## Task to complete
Set down every entry once more, character for character.

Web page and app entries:
------------------------------------------------

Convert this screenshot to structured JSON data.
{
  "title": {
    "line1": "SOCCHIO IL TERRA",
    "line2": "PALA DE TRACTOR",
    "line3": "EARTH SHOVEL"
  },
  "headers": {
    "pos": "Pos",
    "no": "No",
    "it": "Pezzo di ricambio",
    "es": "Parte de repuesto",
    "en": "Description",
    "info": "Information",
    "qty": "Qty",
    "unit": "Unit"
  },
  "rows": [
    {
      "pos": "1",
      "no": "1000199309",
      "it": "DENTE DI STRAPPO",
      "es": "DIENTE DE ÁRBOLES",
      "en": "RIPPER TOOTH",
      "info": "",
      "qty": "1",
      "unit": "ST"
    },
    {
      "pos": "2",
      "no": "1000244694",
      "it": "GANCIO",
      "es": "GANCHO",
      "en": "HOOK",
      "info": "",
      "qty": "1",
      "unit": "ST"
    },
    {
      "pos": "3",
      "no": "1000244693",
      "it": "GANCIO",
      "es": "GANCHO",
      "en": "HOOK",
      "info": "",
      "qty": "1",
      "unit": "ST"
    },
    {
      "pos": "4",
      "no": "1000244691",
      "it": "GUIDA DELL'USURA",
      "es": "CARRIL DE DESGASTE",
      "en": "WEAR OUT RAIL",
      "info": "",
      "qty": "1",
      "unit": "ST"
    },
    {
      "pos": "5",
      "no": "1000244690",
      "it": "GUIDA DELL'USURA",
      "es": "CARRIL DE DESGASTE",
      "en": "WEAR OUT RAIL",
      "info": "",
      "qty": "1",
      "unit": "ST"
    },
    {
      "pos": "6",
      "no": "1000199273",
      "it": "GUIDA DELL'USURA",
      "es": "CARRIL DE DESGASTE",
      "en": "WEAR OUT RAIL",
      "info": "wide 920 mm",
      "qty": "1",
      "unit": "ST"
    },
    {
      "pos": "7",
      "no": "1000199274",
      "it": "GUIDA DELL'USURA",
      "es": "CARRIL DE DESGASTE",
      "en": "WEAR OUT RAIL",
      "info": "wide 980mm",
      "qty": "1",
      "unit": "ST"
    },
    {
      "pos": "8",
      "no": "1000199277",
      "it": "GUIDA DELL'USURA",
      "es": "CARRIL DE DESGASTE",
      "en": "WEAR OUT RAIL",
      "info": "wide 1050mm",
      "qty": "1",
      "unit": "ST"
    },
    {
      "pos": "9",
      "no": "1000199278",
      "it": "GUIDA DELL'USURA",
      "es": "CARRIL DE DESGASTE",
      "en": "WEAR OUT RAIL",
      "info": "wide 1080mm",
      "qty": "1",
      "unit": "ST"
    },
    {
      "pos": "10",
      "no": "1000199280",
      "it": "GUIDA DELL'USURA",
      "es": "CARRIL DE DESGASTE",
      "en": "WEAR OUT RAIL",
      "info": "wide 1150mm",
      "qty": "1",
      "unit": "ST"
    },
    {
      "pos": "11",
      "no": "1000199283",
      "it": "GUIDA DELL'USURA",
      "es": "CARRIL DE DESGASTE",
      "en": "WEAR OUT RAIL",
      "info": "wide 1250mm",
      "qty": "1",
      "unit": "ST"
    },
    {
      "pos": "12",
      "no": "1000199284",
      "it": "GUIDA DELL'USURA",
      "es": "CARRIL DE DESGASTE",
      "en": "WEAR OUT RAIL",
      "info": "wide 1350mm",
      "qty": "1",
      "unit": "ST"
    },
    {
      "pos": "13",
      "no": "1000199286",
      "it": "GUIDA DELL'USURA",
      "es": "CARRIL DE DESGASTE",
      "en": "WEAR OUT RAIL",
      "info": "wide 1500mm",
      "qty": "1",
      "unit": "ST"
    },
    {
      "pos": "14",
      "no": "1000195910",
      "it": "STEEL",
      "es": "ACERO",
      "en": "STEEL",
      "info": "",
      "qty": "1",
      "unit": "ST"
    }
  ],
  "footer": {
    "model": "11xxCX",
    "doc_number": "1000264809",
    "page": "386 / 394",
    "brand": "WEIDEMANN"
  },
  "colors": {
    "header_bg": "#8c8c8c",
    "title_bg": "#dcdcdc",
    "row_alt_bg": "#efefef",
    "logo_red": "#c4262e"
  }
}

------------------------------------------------

## Result of this task
Convert this screenshot to structured JSON data.
{
  "title": {
    "line1": "SOCCHIO IL TERRA",
    "line2": "PALA DE TRACTOR",
    "line3": "EARTH SHOVEL"
  },
  "headers": {
    "pos": "Pos",
    "no": "No",
    "it": "Pezzo di ricambio",
    "es": "Parte de repuesto",
    "en": "Description",
    "info": "Information",
    "qty": "Qty",
    "unit": "Unit"
  },
  "rows": [
    {
      "pos": "1",
      "no": "1000199309",
      "it": "DENTE DI STRAPPO",
      "es": "DIENTE DE ÁRBOLES",
      "en": "RIPPER TOOTH",
      "info": "",
      "qty": "1",
      "unit": "ST"
    },
    {
      "pos": "2",
      "no": "1000244694",
      "it": "GANCIO",
      "es": "GANCHO",
      "en": "HOOK",
      "info": "",
      "qty": "1",
      "unit": "ST"
    },
    {
      "pos": "3",
      "no": "1000244693",
      "it": "GANCIO",
      "es": "GANCHO",
      "en": "HOOK",
      "info": "",
      "qty": "1",
      "unit": "ST"
    },
    {
      "pos": "4",
      "no": "1000244691",
      "it": "GUIDA DELL'USURA",
      "es": "CARRIL DE DESGASTE",
      "en": "WEAR OUT RAIL",
      "info": "",
      "qty": "1",
      "unit": "ST"
    },
    {
      "pos": "5",
      "no": "1000244690",
      "it": "GUIDA DELL'USURA",
      "es": "CARRIL DE DESGASTE",
      "en": "WEAR OUT RAIL",
      "info": "",
      "qty": "1",
      "unit": "ST"
    },
    {
      "pos": "6",
      "no": "1000199273",
      "it": "GUIDA DELL'USURA",
      "es": "CARRIL DE DESGASTE",
      "en": "WEAR OUT RAIL",
      "info": "wide 920 mm",
      "qty": "1",
      "unit": "ST"
    },
    {
      "pos": "7",
      "no": "1000199274",
      "it": "GUIDA DELL'USURA",
      "es": "CARRIL DE DESGASTE",
      "en": "WEAR OUT RAIL",
      "info": "wide 980mm",
      "qty": "1",
      "unit": "ST"
    },
    {
      "pos": "8",
      "no": "1000199277",
      "it": "GUIDA DELL'USURA",
      "es": "CARRIL DE DESGASTE",
      "en": "WEAR OUT RAIL",
      "info": "wide 1050mm",
      "qty": "1",
      "unit": "ST"
    },
    {
      "pos": "9",
      "no": "1000199278",
      "it": "GUIDA DELL'USURA",
      "es": "CARRIL DE DESGASTE",
      "en": "WEAR OUT RAIL",
      "info": "wide 1080mm",
      "qty": "1",
      "unit": "ST"
    },
    {
      "pos": "10",
      "no": "1000199280",
      "it": "GUIDA DELL'USURA",
      "es": "CARRIL DE DESGASTE",
      "en": "WEAR OUT RAIL",
      "info": "wide 1150mm",
      "qty": "1",
      "unit": "ST"
    },
    {
      "pos": "11",
      "no": "1000199283",
      "it": "GUIDA DELL'USURA",
      "es": "CARRIL DE DESGASTE",
      "en": "WEAR OUT RAIL",
      "info": "wide 1250mm",
      "qty": "1",
      "unit": "ST"
    },
    {
      "pos": "12",
      "no": "1000199284",
      "it": "GUIDA DELL'USURA",
      "es": "CARRIL DE DESGASTE",
      "en": "WEAR OUT RAIL",
      "info": "wide 1350mm",
      "qty": "1",
      "unit": "ST"
    },
    {
      "pos": "13",
      "no": "1000199286",
      "it": "GUIDA DELL'USURA",
      "es": "CARRIL DE DESGASTE",
      "en": "WEAR OUT RAIL",
      "info": "wide 1500mm",
      "qty": "1",
      "unit": "ST"
    },
    {
      "pos": "14",
      "no": "1000195910",
      "it": "STEEL",
      "es": "ACERO",
      "en": "STEEL",
      "info": "",
      "qty": "1",
      "unit": "ST"
    }
  ],
  "footer": {
    "model": "11xxCX",
    "doc_number": "1000264809",
    "page": "386 / 394",
    "brand": "WEIDEMANN"
  },
  "colors": {
    "header_bg": "#8c8c8c",
    "title_bg": "#dcdcdc",
    "row_alt_bg": "#efefef",
    "logo_red": "#c4262e"
  }
}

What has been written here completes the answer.